=== What needs to be done ===
In the records that follow, show each line where the word "step" is present.
Data for the task START
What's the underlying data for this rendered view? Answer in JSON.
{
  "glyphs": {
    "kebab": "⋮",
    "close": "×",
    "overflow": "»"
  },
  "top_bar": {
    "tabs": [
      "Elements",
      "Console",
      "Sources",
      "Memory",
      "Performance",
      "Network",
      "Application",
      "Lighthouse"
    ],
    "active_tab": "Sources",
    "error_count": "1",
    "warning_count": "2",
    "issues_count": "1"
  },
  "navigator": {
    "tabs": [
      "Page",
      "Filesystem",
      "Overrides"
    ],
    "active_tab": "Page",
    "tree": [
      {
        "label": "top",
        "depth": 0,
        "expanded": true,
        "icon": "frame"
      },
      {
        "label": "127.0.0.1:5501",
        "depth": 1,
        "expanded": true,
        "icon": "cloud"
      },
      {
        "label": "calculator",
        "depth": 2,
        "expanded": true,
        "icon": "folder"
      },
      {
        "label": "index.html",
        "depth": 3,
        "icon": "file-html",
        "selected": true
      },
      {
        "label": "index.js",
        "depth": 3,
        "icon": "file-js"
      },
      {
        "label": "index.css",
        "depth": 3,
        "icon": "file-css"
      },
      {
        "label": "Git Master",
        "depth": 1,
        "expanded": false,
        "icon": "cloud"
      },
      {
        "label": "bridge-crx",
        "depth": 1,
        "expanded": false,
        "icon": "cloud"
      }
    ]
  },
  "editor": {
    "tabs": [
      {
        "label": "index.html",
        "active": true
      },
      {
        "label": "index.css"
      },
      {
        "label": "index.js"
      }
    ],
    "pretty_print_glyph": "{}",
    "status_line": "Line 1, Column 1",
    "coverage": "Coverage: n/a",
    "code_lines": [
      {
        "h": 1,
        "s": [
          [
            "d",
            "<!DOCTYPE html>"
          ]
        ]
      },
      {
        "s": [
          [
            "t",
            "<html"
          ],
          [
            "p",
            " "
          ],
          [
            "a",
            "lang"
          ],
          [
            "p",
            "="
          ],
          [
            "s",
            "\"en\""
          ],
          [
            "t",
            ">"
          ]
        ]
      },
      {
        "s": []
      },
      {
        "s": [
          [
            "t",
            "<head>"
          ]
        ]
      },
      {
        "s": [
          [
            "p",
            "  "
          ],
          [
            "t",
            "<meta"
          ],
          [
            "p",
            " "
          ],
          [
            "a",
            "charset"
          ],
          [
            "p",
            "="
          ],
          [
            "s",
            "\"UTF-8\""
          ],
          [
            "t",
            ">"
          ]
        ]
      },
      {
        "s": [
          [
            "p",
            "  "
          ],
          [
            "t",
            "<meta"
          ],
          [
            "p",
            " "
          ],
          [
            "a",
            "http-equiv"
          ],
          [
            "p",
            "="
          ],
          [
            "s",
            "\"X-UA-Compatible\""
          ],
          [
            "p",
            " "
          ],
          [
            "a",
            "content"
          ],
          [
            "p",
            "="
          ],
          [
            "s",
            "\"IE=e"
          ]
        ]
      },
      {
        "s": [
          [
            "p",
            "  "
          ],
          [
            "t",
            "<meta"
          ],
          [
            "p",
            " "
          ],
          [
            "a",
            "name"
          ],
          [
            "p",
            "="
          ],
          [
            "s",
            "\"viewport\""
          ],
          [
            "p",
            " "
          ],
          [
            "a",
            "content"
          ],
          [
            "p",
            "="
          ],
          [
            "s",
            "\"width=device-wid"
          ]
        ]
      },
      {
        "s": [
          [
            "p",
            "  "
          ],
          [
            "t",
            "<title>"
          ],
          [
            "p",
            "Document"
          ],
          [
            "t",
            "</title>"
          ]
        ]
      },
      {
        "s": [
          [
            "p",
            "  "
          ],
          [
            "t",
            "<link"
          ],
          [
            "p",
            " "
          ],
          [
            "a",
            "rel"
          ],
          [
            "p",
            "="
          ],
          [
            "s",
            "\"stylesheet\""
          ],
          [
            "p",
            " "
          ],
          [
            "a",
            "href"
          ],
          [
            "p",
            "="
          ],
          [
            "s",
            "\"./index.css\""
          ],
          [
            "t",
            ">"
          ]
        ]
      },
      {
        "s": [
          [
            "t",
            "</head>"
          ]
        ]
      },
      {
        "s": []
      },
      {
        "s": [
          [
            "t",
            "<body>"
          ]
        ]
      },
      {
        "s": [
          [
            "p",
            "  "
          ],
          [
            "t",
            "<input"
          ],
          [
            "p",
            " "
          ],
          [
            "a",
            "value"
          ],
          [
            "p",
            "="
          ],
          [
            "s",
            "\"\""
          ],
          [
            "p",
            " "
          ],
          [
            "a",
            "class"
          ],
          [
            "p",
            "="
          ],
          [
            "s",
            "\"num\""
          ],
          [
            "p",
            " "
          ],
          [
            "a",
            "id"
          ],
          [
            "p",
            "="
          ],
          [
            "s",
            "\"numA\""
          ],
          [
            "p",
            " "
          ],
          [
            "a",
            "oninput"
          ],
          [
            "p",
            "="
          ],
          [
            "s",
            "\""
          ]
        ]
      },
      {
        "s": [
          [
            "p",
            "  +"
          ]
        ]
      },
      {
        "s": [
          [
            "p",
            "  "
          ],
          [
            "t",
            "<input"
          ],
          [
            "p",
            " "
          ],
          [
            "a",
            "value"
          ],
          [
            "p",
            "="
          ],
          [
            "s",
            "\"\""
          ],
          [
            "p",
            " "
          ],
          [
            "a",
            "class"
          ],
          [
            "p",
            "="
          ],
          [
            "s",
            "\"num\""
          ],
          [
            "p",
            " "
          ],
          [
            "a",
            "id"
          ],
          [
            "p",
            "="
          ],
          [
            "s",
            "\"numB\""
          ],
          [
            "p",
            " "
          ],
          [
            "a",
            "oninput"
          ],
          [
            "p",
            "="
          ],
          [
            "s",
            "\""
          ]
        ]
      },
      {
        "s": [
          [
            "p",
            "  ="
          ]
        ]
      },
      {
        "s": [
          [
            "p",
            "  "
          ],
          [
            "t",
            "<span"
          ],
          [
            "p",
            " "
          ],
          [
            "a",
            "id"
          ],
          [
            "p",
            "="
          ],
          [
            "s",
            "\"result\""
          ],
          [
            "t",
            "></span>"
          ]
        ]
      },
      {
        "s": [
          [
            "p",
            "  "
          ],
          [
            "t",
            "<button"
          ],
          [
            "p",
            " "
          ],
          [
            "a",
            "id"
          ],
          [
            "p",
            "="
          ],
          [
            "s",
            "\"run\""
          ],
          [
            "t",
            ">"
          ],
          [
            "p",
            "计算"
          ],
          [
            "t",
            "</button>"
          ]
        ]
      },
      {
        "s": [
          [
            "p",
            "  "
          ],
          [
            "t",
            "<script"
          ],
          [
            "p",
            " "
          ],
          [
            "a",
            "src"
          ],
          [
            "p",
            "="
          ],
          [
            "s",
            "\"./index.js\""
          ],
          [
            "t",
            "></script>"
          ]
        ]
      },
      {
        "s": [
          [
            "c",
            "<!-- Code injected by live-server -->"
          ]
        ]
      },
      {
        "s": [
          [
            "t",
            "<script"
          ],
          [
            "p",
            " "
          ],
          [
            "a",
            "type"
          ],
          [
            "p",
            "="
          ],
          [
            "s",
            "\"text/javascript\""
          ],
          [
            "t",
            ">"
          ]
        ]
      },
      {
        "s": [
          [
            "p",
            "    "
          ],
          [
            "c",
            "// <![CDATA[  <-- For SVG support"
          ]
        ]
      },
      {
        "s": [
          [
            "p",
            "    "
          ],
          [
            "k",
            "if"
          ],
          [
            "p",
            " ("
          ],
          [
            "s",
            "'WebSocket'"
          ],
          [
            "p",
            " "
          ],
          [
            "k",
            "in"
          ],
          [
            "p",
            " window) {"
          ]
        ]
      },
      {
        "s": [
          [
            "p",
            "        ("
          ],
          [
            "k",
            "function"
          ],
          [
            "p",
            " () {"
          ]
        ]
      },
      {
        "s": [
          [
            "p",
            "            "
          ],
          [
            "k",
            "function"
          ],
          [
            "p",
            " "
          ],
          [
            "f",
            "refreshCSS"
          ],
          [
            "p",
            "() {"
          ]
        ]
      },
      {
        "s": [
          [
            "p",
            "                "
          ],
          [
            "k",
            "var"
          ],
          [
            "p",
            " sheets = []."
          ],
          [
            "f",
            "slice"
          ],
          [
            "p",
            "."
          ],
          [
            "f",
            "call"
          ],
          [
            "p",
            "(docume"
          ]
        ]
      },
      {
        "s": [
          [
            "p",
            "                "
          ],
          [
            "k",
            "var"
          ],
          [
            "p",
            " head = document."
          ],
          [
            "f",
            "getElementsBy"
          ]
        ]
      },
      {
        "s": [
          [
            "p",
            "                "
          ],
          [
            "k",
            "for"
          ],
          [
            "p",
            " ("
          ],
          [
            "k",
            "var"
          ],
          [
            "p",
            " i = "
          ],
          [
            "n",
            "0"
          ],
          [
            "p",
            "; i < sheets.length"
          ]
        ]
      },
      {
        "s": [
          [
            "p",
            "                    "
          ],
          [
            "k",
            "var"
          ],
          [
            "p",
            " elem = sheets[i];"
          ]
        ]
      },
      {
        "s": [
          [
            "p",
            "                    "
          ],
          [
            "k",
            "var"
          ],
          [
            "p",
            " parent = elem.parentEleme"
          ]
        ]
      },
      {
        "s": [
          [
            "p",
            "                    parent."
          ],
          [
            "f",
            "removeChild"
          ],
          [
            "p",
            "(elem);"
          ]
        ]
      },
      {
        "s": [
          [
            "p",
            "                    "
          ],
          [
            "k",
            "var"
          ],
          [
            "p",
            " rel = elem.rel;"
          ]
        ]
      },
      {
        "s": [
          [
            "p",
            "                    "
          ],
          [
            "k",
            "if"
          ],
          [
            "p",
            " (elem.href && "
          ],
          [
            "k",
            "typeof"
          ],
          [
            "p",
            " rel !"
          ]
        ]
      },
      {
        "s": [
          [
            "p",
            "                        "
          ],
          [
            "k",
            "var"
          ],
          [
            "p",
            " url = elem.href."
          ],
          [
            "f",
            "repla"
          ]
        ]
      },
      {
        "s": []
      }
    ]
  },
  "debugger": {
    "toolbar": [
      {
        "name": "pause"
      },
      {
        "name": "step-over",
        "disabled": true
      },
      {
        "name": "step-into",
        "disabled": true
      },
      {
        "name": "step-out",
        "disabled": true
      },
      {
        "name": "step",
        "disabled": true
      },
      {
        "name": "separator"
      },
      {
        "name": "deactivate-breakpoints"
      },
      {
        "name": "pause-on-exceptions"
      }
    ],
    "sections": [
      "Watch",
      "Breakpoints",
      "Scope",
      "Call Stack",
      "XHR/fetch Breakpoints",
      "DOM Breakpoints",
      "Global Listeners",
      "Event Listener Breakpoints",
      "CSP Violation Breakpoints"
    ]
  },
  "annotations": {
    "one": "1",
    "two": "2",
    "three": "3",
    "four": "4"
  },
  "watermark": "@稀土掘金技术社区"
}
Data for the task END
=== Solution below ===
        "name": "step-over",
        "name": "step-into",
        "name": "step-out",
        "name": "step",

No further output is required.